CodeRefinery went online and attracted over a hundred participants from all over the Nordics
When the Covid-19 pandemic forced universities across the world to close their facilities and cease at least some of their teaching activities in March 2020, Aalto Science-IT decided to make the most of the exceptional situation. Science-IT is a part of the CodeRefinery project, a Nordic e-Infrastructure Collaboration-funded project. Both have a long history of offering workshops for researchers who are not software developers but need software development skills to do their job better, and instead of postponing the workshops, they went online for the first time and opened their courses for each and every one who might find them beneficial.
The CodeRefinery workshop has been organized biannually for several years and it helps professionals from fields other than computer science become familiar with tools and best practices in modern research software development.

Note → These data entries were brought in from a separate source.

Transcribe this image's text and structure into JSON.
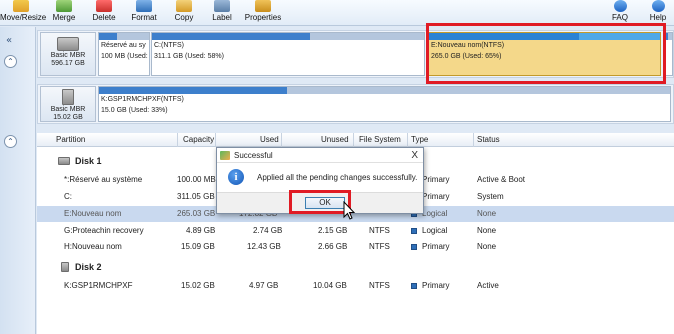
{
  "toolbar": {
    "items": [
      {
        "label": "Move/Resize",
        "icon": "move-resize-icon"
      },
      {
        "label": "Merge",
        "icon": "merge-icon"
      },
      {
        "label": "Delete",
        "icon": "delete-icon"
      },
      {
        "label": "Format",
        "icon": "format-icon"
      },
      {
        "label": "Copy",
        "icon": "copy-icon"
      },
      {
        "label": "Label",
        "icon": "label-icon"
      },
      {
        "label": "Properties",
        "icon": "properties-icon"
      },
      {
        "label": "FAQ",
        "icon": "faq-icon"
      },
      {
        "label": "Help",
        "icon": "help-icon"
      }
    ]
  },
  "disk1": {
    "type": "Basic MBR",
    "size": "596.17 GB",
    "partitions": [
      {
        "name": "Réservé au sy",
        "info": "100 MB (Used:"
      },
      {
        "name": "C:(NTFS)",
        "info": "311.1 GB (Used: 58%)"
      },
      {
        "name": "E:Nouveau nom(NTFS)",
        "info": "265.0 GB (Used: 65%)"
      }
    ]
  },
  "disk2": {
    "type": "Basic MBR",
    "size": "15.02 GB",
    "partitions": [
      {
        "name": "K:GSP1RMCHPXF(NTFS)",
        "info": "15.0 GB (Used: 33%)"
      }
    ]
  },
  "table": {
    "headers": {
      "partition": "Partition",
      "capacity": "Capacity",
      "used": "Used",
      "unused": "Unused",
      "filesystem": "File System",
      "type": "Type",
      "status": "Status"
    },
    "groups": [
      {
        "name": "Disk 1",
        "rows": [
          {
            "partition": "*:Réservé au système",
            "capacity": "100.00 MB",
            "used": "",
            "unused": "",
            "fs": "",
            "type": "Primary",
            "status": "Active & Boot"
          },
          {
            "partition": "C:",
            "capacity": "311.05 GB",
            "used": "",
            "unused": "",
            "fs": "",
            "type": "Primary",
            "status": "System"
          },
          {
            "partition": "E:Nouveau nom",
            "capacity": "265.03 GB",
            "used": "172.82 GB",
            "unused": "",
            "fs": "",
            "type": "Logical",
            "status": "None"
          },
          {
            "partition": "G:Proteachin recovery",
            "capacity": "4.89 GB",
            "used": "2.74 GB",
            "unused": "2.15 GB",
            "fs": "NTFS",
            "type": "Logical",
            "status": "None"
          },
          {
            "partition": "H:Nouveau nom",
            "capacity": "15.09 GB",
            "used": "12.43 GB",
            "unused": "2.66 GB",
            "fs": "NTFS",
            "type": "Primary",
            "status": "None"
          }
        ]
      },
      {
        "name": "Disk 2",
        "rows": [
          {
            "partition": "K:GSP1RMCHPXF",
            "capacity": "15.02 GB",
            "used": "4.97 GB",
            "unused": "10.04 GB",
            "fs": "NTFS",
            "type": "Primary",
            "status": "Active"
          }
        ]
      }
    ]
  },
  "dialog": {
    "title": "Successful",
    "close": "X",
    "message": "Applied all the pending changes successfully.",
    "ok_label": "OK",
    "info_glyph": "i"
  },
  "left": {
    "collapse_glyph": "«",
    "up_glyph": "⌃"
  },
  "colors": {
    "selected_partition": "#f4d88a",
    "used_bar": "#3d7fcc",
    "highlight_box": "#e01b24"
  }
}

Its first online edition took place in May 2020, and in only a few days of time, over a hundred people registered for the online workshop – which the organizers had started calling Mega-CodeRefinery.
Normally, when CodeRefinery is hosted on the Aalto University campus, participants come from different departments of the School of Science, as well as plenty other Aalto schools, too. ‘This time we had people from all over the Nordics. Many organizations started offering online teaching, but we really made the effort to think of what possibilities were opened by being online, and took advantage of them to accept as many people as possible and make it open for everyone’ says Richard Darst, Staff Scientist from Aalto Science-IT, who is behind the idea of organizing workshops online. In addition to about one-hundred people in the actual online course, anyone in the world could follow via a Twitch stream.
CodeRefinery focuses on using a software called Git for efficiently writing and maintaining research software. Participants won’t learn to code, but they will learn to use tools one needs to use to program well. The workshop is informal and interactive with type-along type of presentations, live coding, and demos. Short tutorials alternate with practical exercises.
The next CodeRefinery will take place at the end of October 2020, and the registration for it is now open. The CodeRefinery project is funded by the Nordic e-Infrastructure Collaboration from 2016-2021 and contains staff from across the Nordics. Each CodeRefinery workshop is taught by instructors from across the program. Aalto University is a hub of CodeRefinery and one of its leading university partners.
Staff Scientist, Aalto University